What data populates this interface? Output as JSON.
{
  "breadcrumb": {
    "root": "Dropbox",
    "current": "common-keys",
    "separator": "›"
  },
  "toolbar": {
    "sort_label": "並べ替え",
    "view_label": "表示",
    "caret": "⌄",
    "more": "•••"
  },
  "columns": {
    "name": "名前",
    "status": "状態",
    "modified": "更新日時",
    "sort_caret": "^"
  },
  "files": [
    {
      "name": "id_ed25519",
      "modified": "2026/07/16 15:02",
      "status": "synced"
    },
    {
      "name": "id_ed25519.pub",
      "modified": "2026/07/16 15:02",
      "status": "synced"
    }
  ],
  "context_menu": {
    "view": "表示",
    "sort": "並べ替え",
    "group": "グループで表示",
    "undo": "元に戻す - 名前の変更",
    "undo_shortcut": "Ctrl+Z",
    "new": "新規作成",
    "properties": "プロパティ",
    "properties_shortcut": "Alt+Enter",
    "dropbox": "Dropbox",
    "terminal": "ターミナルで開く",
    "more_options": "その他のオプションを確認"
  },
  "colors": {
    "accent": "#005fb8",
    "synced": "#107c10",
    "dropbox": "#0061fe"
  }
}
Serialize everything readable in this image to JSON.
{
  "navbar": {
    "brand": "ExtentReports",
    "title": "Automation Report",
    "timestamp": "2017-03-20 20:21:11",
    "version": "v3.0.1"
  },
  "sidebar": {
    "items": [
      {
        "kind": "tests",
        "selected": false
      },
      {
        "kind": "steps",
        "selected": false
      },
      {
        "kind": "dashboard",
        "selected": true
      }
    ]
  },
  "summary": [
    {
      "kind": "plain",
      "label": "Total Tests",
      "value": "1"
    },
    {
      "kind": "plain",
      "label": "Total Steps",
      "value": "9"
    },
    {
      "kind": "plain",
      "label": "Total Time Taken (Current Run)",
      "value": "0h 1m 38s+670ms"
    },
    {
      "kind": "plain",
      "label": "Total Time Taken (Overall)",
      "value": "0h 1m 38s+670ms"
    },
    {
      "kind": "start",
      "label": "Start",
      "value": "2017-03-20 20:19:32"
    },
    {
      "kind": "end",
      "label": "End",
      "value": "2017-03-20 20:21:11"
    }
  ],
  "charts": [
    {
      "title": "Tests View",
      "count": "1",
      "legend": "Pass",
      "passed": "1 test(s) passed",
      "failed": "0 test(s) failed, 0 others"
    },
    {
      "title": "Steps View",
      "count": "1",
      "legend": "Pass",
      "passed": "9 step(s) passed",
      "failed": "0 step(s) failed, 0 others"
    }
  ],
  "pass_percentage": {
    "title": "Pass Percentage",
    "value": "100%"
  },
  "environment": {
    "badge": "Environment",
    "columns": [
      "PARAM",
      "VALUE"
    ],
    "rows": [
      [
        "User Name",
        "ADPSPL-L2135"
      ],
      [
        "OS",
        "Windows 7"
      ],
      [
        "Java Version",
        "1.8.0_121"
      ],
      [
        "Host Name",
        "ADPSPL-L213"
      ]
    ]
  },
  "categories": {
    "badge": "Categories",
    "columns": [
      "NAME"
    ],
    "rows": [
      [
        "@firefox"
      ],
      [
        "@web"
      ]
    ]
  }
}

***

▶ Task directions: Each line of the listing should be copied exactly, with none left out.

▶ Answer box:
What data populates this interface? Output as JSON.
{
  "breadcrumb": {
    "root": "Dropbox",
    "current": "common-keys",
    "separator": "›"
  },
  "toolbar": {
    "sort_label": "並べ替え",
    "view_label": "表示",
    "caret": "⌄",
    "more": "•••"
  },
  "columns": {
    "name": "名前",
    "status": "状態",
    "modified": "更新日時",
    "sort_caret": "^"
  },
  "files": [
    {
      "name": "id_ed25519",
      "modified": "2026/07/16 15:02",
      "status": "synced"
    },
    {
      "name": "id_ed25519.pub",
      "modified": "2026/07/16 15:02",
      "status": "synced"
    }
  ],
  "context_menu": {
    "view": "表示",
    "sort": "並べ替え",
    "group": "グループで表示",
    "undo": "元に戻す - 名前の変更",
    "undo_shortcut": "Ctrl+Z",
    "new": "新規作成",
    "properties": "プロパティ",
    "properties_shortcut": "Alt+Enter",
    "dropbox": "Dropbox",
    "terminal": "ターミナルで開く",
    "more_options": "その他のオプションを確認"
  },
  "colors": {
    "accent": "#005fb8",
    "synced": "#107c10",
    "dropbox": "#0061fe"
  }
}
Serialize everything readable in this image to JSON.
{
  "navbar": {
    "brand": "ExtentReports",
    "title": "Automation Report",
    "timestamp": "2017-03-20 20:21:11",
    "version": "v3.0.1"
  },
  "sidebar": {
    "items": [
      {
        "kind": "tests",
        "selected": false
      },
      {
        "kind": "steps",
        "selected": false
      },
      {
        "kind": "dashboard",
        "selected": true
      }
    ]
  },
  "summary": [
    {
      "kind": "plain",
      "label": "Total Tests",
      "value": "1"
    },
    {
      "kind": "plain",
      "label": "Total Steps",
      "value": "9"
    },
    {
      "kind": "plain",
      "label": "Total Time Taken (Current Run)",
      "value": "0h 1m 38s+670ms"
    },
    {
      "kind": "plain",
      "label": "Total Time Taken (Overall)",
      "value": "0h 1m 38s+670ms"
    },
    {
      "kind": "start",
      "label": "Start",
      "value": "2017-03-20 20:19:32"
    },
    {
      "kind": "end",
      "label": "End",
      "value": "2017-03-20 20:21:11"
    }
  ],
  "charts": [
    {
      "title": "Tests View",
      "count": "1",
      "legend": "Pass",
      "passed": "1 test(s) passed",
      "failed": "0 test(s) failed, 0 others"
    },
    {
      "title": "Steps View",
      "count": "1",
      "legend": "Pass",
      "passed": "9 step(s) passed",
      "failed": "0 step(s) failed, 0 others"
    }
  ],
  "pass_percentage": {
    "title": "Pass Percentage",
    "value": "100%"
  },
  "environment": {
    "badge": "Environment",
    "columns": [
      "PARAM",
      "VALUE"
    ],
    "rows": [
      [
        "User Name",
        "ADPSPL-L2135"
      ],
      [
        "OS",
        "Windows 7"
      ],
      [
        "Java Version",
        "1.8.0_121"
      ],
      [
        "Host Name",
        "ADPSPL-L213"
      ]
    ]
  },
  "categories": {
    "badge": "Categories",
    "columns": [
      "NAME"
    ],
    "rows": [
      [
        "@firefox"
      ],
      [
        "@web"
      ]
    ]
  }
}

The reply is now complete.